A little bit has been published about changes to the retaliatory notice provisions. My understanding of what was being said in the media varies somewhat with what I read in the amendments. I am sure I heard that the rules around giving of retaliatory notice had been tightened up to stop abuse of it by landlords. To me that means the narrow definition of retaliatory notice has been widened. In fact all that appears to have changed is the tenants have now got longer to appeal / make an application to the tribunal to have it struck out. Times have changed from 14 to 28 days. The tribunals would often accept applications over 14 days so nothing has really changed here. However the penalty on landlords has been ramped up to a maximum of $4000 which makes it one of the larger fines that can be imposed. I have noticed frequent abuse of the 42 day notice provisions so perhaps this might give the tribunal a bit more power to deal with such cases.

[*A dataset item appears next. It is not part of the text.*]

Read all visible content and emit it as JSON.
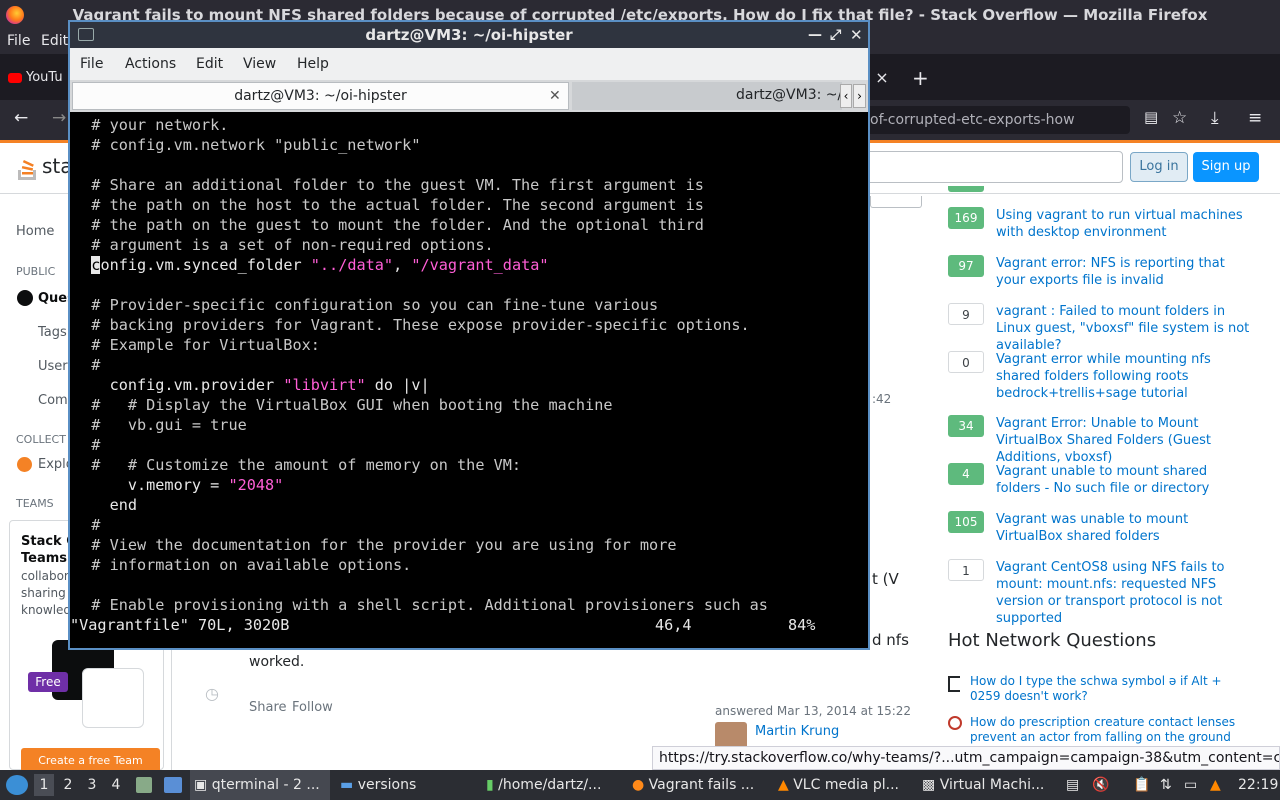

Glenn Morris is a well-known property manager and investor in Blenheim. He is the current secretary of the Nelson Property Investors Association. He was active in the review of the RTA and is a well-known figure in the property investment community. He has a reputation for effectively managing difficult tenancies.